Child's play drum with painting on it. Drum stick accessioned seperately
Toy drum made from a synthetic leather frame with rawhide pulled on either side. The top has a painted image of a Native American with a large feathered headdress. The bottom side has a painted image of a red S-curved arrow. At the side of the drum there is a loop of rawhide strip tied. There is a red feather and a yellow feather attached at the base of this tie with a tag that reads, "Seminole Indian Tom Tom made in Fla by Buffalo Tiger." The back of the tag reads, "1.50"

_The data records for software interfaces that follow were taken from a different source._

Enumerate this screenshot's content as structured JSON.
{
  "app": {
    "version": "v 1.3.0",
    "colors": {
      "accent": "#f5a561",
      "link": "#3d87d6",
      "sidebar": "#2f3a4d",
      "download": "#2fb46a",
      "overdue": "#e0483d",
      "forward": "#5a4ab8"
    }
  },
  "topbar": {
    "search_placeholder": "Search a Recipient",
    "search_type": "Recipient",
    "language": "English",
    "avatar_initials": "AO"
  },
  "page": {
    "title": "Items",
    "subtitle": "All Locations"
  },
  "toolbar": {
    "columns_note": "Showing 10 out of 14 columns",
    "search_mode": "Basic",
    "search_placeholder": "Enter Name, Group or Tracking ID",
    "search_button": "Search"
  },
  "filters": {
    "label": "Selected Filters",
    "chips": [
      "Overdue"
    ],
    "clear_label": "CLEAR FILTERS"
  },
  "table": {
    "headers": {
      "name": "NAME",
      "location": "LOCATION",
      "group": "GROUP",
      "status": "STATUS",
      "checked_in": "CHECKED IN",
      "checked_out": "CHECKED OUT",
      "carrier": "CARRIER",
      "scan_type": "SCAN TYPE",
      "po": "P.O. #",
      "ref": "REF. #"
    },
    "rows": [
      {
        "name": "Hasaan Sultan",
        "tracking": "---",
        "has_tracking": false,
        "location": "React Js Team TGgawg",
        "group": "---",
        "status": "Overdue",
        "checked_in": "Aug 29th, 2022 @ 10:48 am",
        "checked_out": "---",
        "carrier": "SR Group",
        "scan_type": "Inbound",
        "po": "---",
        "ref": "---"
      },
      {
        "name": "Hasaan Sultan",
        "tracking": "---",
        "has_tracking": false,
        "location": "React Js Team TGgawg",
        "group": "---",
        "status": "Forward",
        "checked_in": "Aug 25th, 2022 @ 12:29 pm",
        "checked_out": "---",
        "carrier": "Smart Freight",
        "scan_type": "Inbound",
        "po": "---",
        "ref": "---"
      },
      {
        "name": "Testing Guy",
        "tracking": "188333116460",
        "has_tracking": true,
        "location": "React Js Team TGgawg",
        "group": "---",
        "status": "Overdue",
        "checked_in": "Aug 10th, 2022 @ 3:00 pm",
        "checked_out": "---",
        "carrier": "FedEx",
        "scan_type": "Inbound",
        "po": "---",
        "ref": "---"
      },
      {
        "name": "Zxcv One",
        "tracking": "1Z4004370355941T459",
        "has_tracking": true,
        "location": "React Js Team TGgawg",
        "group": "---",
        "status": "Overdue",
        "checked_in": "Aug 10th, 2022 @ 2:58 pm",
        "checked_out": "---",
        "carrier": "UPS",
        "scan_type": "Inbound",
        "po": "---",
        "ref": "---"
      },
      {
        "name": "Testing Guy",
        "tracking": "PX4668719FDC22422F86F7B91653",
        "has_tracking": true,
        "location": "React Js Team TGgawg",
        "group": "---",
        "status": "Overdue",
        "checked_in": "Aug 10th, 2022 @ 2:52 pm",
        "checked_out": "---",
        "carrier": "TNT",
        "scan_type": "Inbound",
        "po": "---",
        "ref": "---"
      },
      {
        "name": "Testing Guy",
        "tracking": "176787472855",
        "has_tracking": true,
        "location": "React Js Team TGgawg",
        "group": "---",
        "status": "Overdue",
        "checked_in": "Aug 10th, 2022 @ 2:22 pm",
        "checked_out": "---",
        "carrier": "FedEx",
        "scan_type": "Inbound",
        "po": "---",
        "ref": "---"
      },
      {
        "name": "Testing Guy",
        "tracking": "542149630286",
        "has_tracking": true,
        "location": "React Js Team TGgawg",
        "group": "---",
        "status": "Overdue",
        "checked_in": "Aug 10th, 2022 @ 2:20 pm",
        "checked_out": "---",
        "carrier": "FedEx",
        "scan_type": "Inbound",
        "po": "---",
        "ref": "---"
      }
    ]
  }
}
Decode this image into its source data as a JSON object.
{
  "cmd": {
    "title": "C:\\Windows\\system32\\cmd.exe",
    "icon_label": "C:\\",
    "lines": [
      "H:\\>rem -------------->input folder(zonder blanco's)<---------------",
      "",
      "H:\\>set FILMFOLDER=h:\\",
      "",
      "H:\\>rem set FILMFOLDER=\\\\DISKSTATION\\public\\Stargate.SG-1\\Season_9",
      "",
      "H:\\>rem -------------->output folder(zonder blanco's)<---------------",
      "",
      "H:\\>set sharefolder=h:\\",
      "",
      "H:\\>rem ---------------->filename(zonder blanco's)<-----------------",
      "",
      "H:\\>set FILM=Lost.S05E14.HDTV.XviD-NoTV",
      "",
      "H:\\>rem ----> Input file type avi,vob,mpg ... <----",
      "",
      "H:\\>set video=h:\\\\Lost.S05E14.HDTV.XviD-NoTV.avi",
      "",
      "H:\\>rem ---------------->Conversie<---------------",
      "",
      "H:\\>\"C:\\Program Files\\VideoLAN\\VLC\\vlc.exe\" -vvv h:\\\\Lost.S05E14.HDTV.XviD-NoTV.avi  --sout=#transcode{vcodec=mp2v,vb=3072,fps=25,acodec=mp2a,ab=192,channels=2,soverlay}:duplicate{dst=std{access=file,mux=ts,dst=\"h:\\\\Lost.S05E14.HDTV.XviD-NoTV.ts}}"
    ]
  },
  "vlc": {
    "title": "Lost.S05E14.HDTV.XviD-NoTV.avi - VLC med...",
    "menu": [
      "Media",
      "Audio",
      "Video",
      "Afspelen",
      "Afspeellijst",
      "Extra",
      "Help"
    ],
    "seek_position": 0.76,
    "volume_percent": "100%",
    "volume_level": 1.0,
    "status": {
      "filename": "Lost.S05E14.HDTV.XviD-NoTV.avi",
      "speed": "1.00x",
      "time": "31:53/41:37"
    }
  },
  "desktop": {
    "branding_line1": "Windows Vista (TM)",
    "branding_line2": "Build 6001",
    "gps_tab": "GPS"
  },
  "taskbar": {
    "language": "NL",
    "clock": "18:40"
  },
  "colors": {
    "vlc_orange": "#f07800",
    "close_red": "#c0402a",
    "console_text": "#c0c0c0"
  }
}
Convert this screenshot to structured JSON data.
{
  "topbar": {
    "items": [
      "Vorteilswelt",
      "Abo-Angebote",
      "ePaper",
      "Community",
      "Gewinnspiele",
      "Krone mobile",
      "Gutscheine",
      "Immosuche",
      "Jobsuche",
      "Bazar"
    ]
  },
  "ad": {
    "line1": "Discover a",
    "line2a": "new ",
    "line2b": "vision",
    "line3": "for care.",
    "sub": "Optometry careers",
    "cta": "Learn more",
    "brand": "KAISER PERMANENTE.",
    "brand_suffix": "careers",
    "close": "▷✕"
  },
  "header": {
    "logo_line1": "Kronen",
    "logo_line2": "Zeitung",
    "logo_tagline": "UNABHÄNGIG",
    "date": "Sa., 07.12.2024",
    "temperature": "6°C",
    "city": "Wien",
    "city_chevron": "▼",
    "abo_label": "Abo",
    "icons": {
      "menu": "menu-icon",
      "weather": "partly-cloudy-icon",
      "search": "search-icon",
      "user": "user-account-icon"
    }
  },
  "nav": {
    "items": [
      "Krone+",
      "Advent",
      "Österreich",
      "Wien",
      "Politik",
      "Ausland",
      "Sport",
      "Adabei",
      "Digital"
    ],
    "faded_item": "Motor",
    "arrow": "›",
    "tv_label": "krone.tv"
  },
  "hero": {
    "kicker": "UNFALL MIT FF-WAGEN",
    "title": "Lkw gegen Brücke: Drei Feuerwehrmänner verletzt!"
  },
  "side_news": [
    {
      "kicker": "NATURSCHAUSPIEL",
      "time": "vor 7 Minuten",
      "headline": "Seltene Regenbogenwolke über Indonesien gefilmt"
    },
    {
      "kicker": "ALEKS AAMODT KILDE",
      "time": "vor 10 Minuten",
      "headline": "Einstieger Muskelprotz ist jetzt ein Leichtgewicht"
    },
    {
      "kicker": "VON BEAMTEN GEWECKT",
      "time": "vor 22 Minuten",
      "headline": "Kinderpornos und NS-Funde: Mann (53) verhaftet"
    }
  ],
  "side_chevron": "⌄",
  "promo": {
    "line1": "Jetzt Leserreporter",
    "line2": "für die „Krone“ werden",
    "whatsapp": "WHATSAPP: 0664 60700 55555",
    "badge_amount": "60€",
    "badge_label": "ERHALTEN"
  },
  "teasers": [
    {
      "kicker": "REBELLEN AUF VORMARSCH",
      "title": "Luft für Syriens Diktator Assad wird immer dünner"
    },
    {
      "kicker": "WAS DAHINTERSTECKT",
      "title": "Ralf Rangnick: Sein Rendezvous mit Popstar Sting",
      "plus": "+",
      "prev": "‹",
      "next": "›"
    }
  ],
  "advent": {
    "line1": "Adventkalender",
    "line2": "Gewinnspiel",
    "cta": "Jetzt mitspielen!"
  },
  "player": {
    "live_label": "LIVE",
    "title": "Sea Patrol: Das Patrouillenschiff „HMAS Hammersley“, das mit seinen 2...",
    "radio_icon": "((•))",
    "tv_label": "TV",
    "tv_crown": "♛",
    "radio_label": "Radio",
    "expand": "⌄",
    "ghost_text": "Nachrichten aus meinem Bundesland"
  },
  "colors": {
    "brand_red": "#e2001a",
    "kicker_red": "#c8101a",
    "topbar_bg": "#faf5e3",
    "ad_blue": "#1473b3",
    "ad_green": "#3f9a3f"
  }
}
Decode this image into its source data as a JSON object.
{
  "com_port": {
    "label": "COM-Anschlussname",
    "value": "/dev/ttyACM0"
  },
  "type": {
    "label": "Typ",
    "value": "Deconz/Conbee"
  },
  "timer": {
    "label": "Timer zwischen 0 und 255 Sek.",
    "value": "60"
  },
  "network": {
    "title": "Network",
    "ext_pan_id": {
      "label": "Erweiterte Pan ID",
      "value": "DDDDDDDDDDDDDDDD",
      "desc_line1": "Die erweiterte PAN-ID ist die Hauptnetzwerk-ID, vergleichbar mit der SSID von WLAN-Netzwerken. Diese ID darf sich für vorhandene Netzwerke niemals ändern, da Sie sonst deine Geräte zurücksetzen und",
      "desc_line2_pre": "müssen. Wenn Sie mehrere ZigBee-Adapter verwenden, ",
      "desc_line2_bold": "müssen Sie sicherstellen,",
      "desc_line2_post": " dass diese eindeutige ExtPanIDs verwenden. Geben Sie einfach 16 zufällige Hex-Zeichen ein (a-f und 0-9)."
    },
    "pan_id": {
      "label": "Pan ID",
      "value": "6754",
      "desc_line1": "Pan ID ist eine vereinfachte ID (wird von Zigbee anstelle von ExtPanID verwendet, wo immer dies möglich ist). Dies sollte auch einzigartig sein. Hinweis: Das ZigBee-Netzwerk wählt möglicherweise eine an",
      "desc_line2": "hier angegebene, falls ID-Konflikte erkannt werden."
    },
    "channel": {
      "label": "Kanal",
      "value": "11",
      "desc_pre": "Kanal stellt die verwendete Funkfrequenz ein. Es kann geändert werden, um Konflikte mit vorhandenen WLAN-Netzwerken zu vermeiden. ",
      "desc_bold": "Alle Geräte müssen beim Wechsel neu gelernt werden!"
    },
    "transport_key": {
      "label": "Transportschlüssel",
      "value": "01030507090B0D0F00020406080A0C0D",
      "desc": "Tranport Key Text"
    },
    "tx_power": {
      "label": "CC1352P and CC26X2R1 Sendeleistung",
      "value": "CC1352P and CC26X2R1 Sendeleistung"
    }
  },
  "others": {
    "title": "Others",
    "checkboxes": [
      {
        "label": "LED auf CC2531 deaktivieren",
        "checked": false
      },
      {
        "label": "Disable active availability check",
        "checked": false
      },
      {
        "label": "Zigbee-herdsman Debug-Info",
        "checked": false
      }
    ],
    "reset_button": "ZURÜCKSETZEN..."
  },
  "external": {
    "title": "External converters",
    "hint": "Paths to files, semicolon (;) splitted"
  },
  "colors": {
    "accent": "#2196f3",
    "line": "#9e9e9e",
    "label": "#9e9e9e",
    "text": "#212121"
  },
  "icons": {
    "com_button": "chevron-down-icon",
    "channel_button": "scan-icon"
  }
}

Dorothy Downs writes in the "Art of the Florida Seminole and Miccosukee Indians" page 258: In the 1990s Buffalo Tiger and Howard Osceola continue making the craft items they learned to make as children at Musa Isle. They produce large quantities of small drums and rattles, as well as toy knives, spears, and bow and arrows for sale to tourists. These souvenirs are often decorated with bright paint, natural or colored feathers, and beads - to appeal to the tourist conception of what looks "Indian." Buffalo Tiger, who signs his work, continues painstakingly to decorate the drums and other items he makes with the war-bonneted Indian chiefs and southwestern motifs that he learned to paint as a boy. Howard Osceola makes large numbers of drums and rattles that are sold to tourists as inexpensive souvenirs. He uses plastic plumbing pipe, which he cuts into short lengths and spray paints in bright colors. Cow hide is stretched over the openings and, for a rattle, a carved wooden handle is attached. But Osceola also makes large drums by special order for other Indians or collectors, using hollowed out cypress logs for the body and hide for the drumhead. Deer hide is preferred, but since it is not always available cow hide is often used as a substitute.
|Dimensions||H-8 W-22 Cir-13 cm|